* _THE INPUT_
*** Begin section ***

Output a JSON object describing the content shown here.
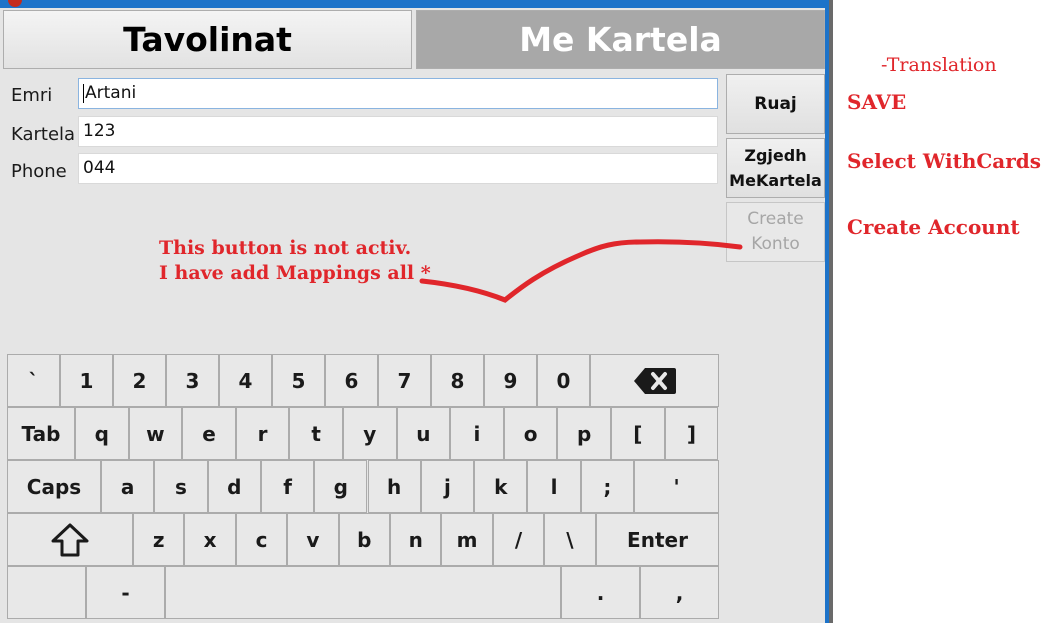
{
  "tabs": {
    "tables": "Tavolinat",
    "with_card": "Me Kartela"
  },
  "form": {
    "name_label": "Emri",
    "name_value": "Artani",
    "card_label": "Kartela",
    "card_value": "123",
    "phone_label": "Phone",
    "phone_value": "044"
  },
  "buttons": {
    "save": "Ruaj",
    "select_line1": "Zgjedh",
    "select_line2": "MeKartela",
    "create_line1": "Create",
    "create_line2": "Konto"
  },
  "annotation": {
    "line1": "This button is not activ.",
    "line2": "I have add Mappings all *"
  },
  "keyboard": {
    "row1": [
      "`",
      "1",
      "2",
      "3",
      "4",
      "5",
      "6",
      "7",
      "8",
      "9",
      "0"
    ],
    "row2": [
      "Tab",
      "q",
      "w",
      "e",
      "r",
      "t",
      "y",
      "u",
      "i",
      "o",
      "p",
      "[",
      "]"
    ],
    "row3": [
      "Caps",
      "a",
      "s",
      "d",
      "f",
      "g",
      "h",
      "j",
      "k",
      "l",
      ";",
      "'"
    ],
    "row4": [
      "z",
      "x",
      "c",
      "v",
      "b",
      "n",
      "m",
      "/",
      "\\",
      "Enter"
    ],
    "row5": [
      "-",
      ".",
      ","
    ]
  },
  "translation": {
    "title": "-Translation",
    "save": "SAVE",
    "select": "Select WithCards",
    "create": "Create Account"
  },
  "colors": {
    "annotation_red": "#e0262b",
    "window_blue": "#1d73c9",
    "active_tab_gray": "#a8a8a8"
  }
}
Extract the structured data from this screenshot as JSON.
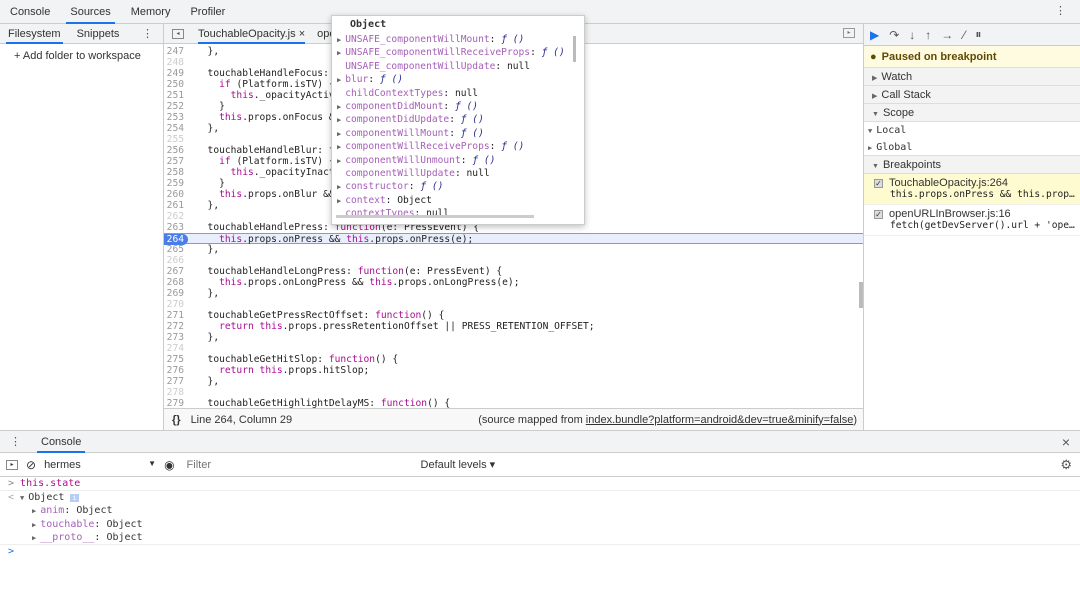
{
  "top_tabs": [
    {
      "label": "Console"
    },
    {
      "label": "Sources",
      "active": true
    },
    {
      "label": "Memory"
    },
    {
      "label": "Profiler"
    }
  ],
  "left": {
    "tabs": [
      "Filesystem",
      "Snippets"
    ],
    "add_folder": "+ Add folder to workspace"
  },
  "editor": {
    "tabs": [
      {
        "label": "TouchableOpacity.js",
        "active": true
      },
      {
        "label": "oper"
      }
    ],
    "lines": [
      {
        "n": 247,
        "t": "  },"
      },
      {
        "n": 248,
        "t": ""
      },
      {
        "n": 249,
        "t": "  touchableHandleFocus: f"
      },
      {
        "n": 250,
        "t": "    if (Platform.isTV) {"
      },
      {
        "n": 251,
        "t": "      this._opacityActive"
      },
      {
        "n": 252,
        "t": "    }"
      },
      {
        "n": 253,
        "t": "    this.props.onFocus &&"
      },
      {
        "n": 254,
        "t": "  },"
      },
      {
        "n": 255,
        "t": ""
      },
      {
        "n": 256,
        "t": "  touchableHandleBlur: fu"
      },
      {
        "n": 257,
        "t": "    if (Platform.isTV) {"
      },
      {
        "n": 258,
        "t": "      this._opacityInact"
      },
      {
        "n": 259,
        "t": "    }"
      },
      {
        "n": 260,
        "t": "    this.props.onBlur &&"
      },
      {
        "n": 261,
        "t": "  },"
      },
      {
        "n": 262,
        "t": ""
      },
      {
        "n": 263,
        "t": "  touchableHandlePress: function(e: PressEvent) {"
      },
      {
        "n": 264,
        "t": "    this.props.onPress && this.props.onPress(e);",
        "breakpoint": true
      },
      {
        "n": 265,
        "t": "  },"
      },
      {
        "n": 266,
        "t": ""
      },
      {
        "n": 267,
        "t": "  touchableHandleLongPress: function(e: PressEvent) {"
      },
      {
        "n": 268,
        "t": "    this.props.onLongPress && this.props.onLongPress(e);"
      },
      {
        "n": 269,
        "t": "  },"
      },
      {
        "n": 270,
        "t": ""
      },
      {
        "n": 271,
        "t": "  touchableGetPressRectOffset: function() {"
      },
      {
        "n": 272,
        "t": "    return this.props.pressRetentionOffset || PRESS_RETENTION_OFFSET;"
      },
      {
        "n": 273,
        "t": "  },"
      },
      {
        "n": 274,
        "t": ""
      },
      {
        "n": 275,
        "t": "  touchableGetHitSlop: function() {"
      },
      {
        "n": 276,
        "t": "    return this.props.hitSlop;"
      },
      {
        "n": 277,
        "t": "  },"
      },
      {
        "n": 278,
        "t": ""
      },
      {
        "n": 279,
        "t": "  touchableGetHighlightDelayMS: function() {"
      }
    ],
    "status": {
      "position": "Line 264, Column 29",
      "source_prefix": "(source mapped from ",
      "source_link": "index.bundle?platform=android&dev=true&minify=false",
      "source_suffix": ")"
    }
  },
  "popup": {
    "title": "Object",
    "rows": [
      {
        "name": "UNSAFE_componentWillMount",
        "value": "ƒ ()",
        "expand": true
      },
      {
        "name": "UNSAFE_componentWillReceiveProps",
        "value": "ƒ ()",
        "expand": true
      },
      {
        "name": "UNSAFE_componentWillUpdate",
        "value": "null",
        "expand": false
      },
      {
        "name": "blur",
        "value": "ƒ ()",
        "expand": true
      },
      {
        "name": "childContextTypes",
        "value": "null",
        "expand": false
      },
      {
        "name": "componentDidMount",
        "value": "ƒ ()",
        "expand": true
      },
      {
        "name": "componentDidUpdate",
        "value": "ƒ ()",
        "expand": true
      },
      {
        "name": "componentWillMount",
        "value": "ƒ ()",
        "expand": true
      },
      {
        "name": "componentWillReceiveProps",
        "value": "ƒ ()",
        "expand": true
      },
      {
        "name": "componentWillUnmount",
        "value": "ƒ ()",
        "expand": true
      },
      {
        "name": "componentWillUpdate",
        "value": "null",
        "expand": false
      },
      {
        "name": "constructor",
        "value": "ƒ ()",
        "expand": true
      },
      {
        "name": "context",
        "value": "Object",
        "expand": true
      },
      {
        "name": "contextTypes",
        "value": "null",
        "expand": false
      }
    ]
  },
  "right": {
    "paused": "Paused on breakpoint",
    "sections": {
      "watch": "Watch",
      "callstack": "Call Stack",
      "scope": "Scope",
      "breakpoints": "Breakpoints"
    },
    "scope": [
      "Local",
      "Global"
    ],
    "breakpoints": [
      {
        "file": "TouchableOpacity.js:264",
        "code": "this.props.onPress && this.prop…",
        "highlight": true
      },
      {
        "file": "openURLInBrowser.js:16",
        "code": "fetch(getDevServer().url + 'ope…",
        "highlight": false
      }
    ]
  },
  "drawer": {
    "tab": "Console",
    "context": "hermes",
    "filter_placeholder": "Filter",
    "levels": "Default levels ▾",
    "output": {
      "input": "this.state",
      "result": "Object",
      "children": [
        {
          "name": "anim",
          "value": "Object"
        },
        {
          "name": "touchable",
          "value": "Object"
        },
        {
          "name": "__proto__",
          "value": "Object"
        }
      ]
    }
  },
  "colors": {
    "accent": "#1a73e8",
    "breakpoint": "#4a7de8",
    "paused_bg": "#fffbe0",
    "keyword": "#aa0d91"
  }
}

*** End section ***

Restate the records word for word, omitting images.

* _EXERCISE OUTPUT_
Output a JSON object describing the content shown here.
{
  "tabs": {
    "tables": "Tavolinat",
    "with_card": "Me Kartela"
  },
  "form": {
    "name_label": "Emri",
    "name_value": "Artani",
    "card_label": "Kartela",
    "card_value": "123",
    "phone_label": "Phone",
    "phone_value": "044"
  },
  "buttons": {
    "save": "Ruaj",
    "select_line1": "Zgjedh",
    "select_line2": "MeKartela",
    "create_line1": "Create",
    "create_line2": "Konto"
  },
  "annotation": {
    "line1": "This button is not activ.",
    "line2": "I have add Mappings all *"
  },
  "keyboard": {
    "row1": [
      "`",
      "1",
      "2",
      "3",
      "4",
      "5",
      "6",
      "7",
      "8",
      "9",
      "0"
    ],
    "row2": [
      "Tab",
      "q",
      "w",
      "e",
      "r",
      "t",
      "y",
      "u",
      "i",
      "o",
      "p",
      "[",
      "]"
    ],
    "row3": [
      "Caps",
      "a",
      "s",
      "d",
      "f",
      "g",
      "h",
      "j",
      "k",
      "l",
      ";",
      "'"
    ],
    "row4": [
      "z",
      "x",
      "c",
      "v",
      "b",
      "n",
      "m",
      "/",
      "\\",
      "Enter"
    ],
    "row5": [
      "-",
      ".",
      ","
    ]
  },
  "translation": {
    "title": "-Translation",
    "save": "SAVE",
    "select": "Select WithCards",
    "create": "Create Account"
  },
  "colors": {
    "annotation_red": "#e0262b",
    "window_blue": "#1d73c9",
    "active_tab_gray": "#a8a8a8"
  }
}
Extract the structured data from this screenshot as JSON.
{
  "top_tabs": [
    {
      "label": "Console"
    },
    {
      "label": "Sources",
      "active": true
    },
    {
      "label": "Memory"
    },
    {
      "label": "Profiler"
    }
  ],
  "left": {
    "tabs": [
      "Filesystem",
      "Snippets"
    ],
    "add_folder": "+ Add folder to workspace"
  },
  "editor": {
    "tabs": [
      {
        "label": "TouchableOpacity.js",
        "active": true
      },
      {
        "label": "oper"
      }
    ],
    "lines": [
      {
        "n": 247,
        "t": "  },"
      },
      {
        "n": 248,
        "t": ""
      },
      {
        "n": 249,
        "t": "  touchableHandleFocus: f"
      },
      {
        "n": 250,
        "t": "    if (Platform.isTV) {"
      },
      {
        "n": 251,
        "t": "      this._opacityActive"
      },
      {
        "n": 252,
        "t": "    }"
      },
      {
        "n": 253,
        "t": "    this.props.onFocus &&"
      },
      {
        "n": 254,
        "t": "  },"
      },
      {
        "n": 255,
        "t": ""
      },
      {
        "n": 256,
        "t": "  touchableHandleBlur: fu"
      },
      {
        "n": 257,
        "t": "    if (Platform.isTV) {"
      },
      {
        "n": 258,
        "t": "      this._opacityInact"
      },
      {
        "n": 259,
        "t": "    }"
      },
      {
        "n": 260,
        "t": "    this.props.onBlur &&"
      },
      {
        "n": 261,
        "t": "  },"
      },
      {
        "n": 262,
        "t": ""
      },
      {
        "n": 263,
        "t": "  touchableHandlePress: function(e: PressEvent) {"
      },
      {
        "n": 264,
        "t": "    this.props.onPress && this.props.onPress(e);",
        "breakpoint": true
      },
      {
        "n": 265,
        "t": "  },"
      },
      {
        "n": 266,
        "t": ""
      },
      {
        "n": 267,
        "t": "  touchableHandleLongPress: function(e: PressEvent) {"
      },
      {
        "n": 268,
        "t": "    this.props.onLongPress && this.props.onLongPress(e);"
      },
      {
        "n": 269,
        "t": "  },"
      },
      {
        "n": 270,
        "t": ""
      },
      {
        "n": 271,
        "t": "  touchableGetPressRectOffset: function() {"
      },
      {
        "n": 272,
        "t": "    return this.props.pressRetentionOffset || PRESS_RETENTION_OFFSET;"
      },
      {
        "n": 273,
        "t": "  },"
      },
      {
        "n": 274,
        "t": ""
      },
      {
        "n": 275,
        "t": "  touchableGetHitSlop: function() {"
      },
      {
        "n": 276,
        "t": "    return this.props.hitSlop;"
      },
      {
        "n": 277,
        "t": "  },"
      },
      {
        "n": 278,
        "t": ""
      },
      {
        "n": 279,
        "t": "  touchableGetHighlightDelayMS: function() {"
      }
    ],
    "status": {
      "position": "Line 264, Column 29",
      "source_prefix": "(source mapped from ",
      "source_link": "index.bundle?platform=android&dev=true&minify=false",
      "source_suffix": ")"
    }
  },
  "popup": {
    "title": "Object",
    "rows": [
      {
        "name": "UNSAFE_componentWillMount",
        "value": "ƒ ()",
        "expand": true
      },
      {
        "name": "UNSAFE_componentWillReceiveProps",
        "value": "ƒ ()",
        "expand": true
      },
      {
        "name": "UNSAFE_componentWillUpdate",
        "value": "null",
        "expand": false
      },
      {
        "name": "blur",
        "value": "ƒ ()",
        "expand": true
      },
      {
        "name": "childContextTypes",
        "value": "null",
        "expand": false
      },
      {
        "name": "componentDidMount",
        "value": "ƒ ()",
        "expand": true
      },
      {
        "name": "componentDidUpdate",
        "value": "ƒ ()",
        "expand": true
      },
      {
        "name": "componentWillMount",
        "value": "ƒ ()",
        "expand": true
      },
      {
        "name": "componentWillReceiveProps",
        "value": "ƒ ()",
        "expand": true
      },
      {
        "name": "componentWillUnmount",
        "value": "ƒ ()",
        "expand": true
      },
      {
        "name": "componentWillUpdate",
        "value": "null",
        "expand": false
      },
      {
        "name": "constructor",
        "value": "ƒ ()",
        "expand": true
      },
      {
        "name": "context",
        "value": "Object",
        "expand": true
      },
      {
        "name": "contextTypes",
        "value": "null",
        "expand": false
      }
    ]
  },
  "right": {
    "paused": "Paused on breakpoint",
    "sections": {
      "watch": "Watch",
      "callstack": "Call Stack",
      "scope": "Scope",
      "breakpoints": "Breakpoints"
    },
    "scope": [
      "Local",
      "Global"
    ],
    "breakpoints": [
      {
        "file": "TouchableOpacity.js:264",
        "code": "this.props.onPress && this.prop…",
        "highlight": true
      },
      {
        "file": "openURLInBrowser.js:16",
        "code": "fetch(getDevServer().url + 'ope…",
        "highlight": false
      }
    ]
  },
  "drawer": {
    "tab": "Console",
    "context": "hermes",
    "filter_placeholder": "Filter",
    "levels": "Default levels ▾",
    "output": {
      "input": "this.state",
      "result": "Object",
      "children": [
        {
          "name": "anim",
          "value": "Object"
        },
        {
          "name": "touchable",
          "value": "Object"
        },
        {
          "name": "__proto__",
          "value": "Object"
        }
      ]
    }
  },
  "colors": {
    "accent": "#1a73e8",
    "breakpoint": "#4a7de8",
    "paused_bg": "#fffbe0",
    "keyword": "#aa0d91"
  }
}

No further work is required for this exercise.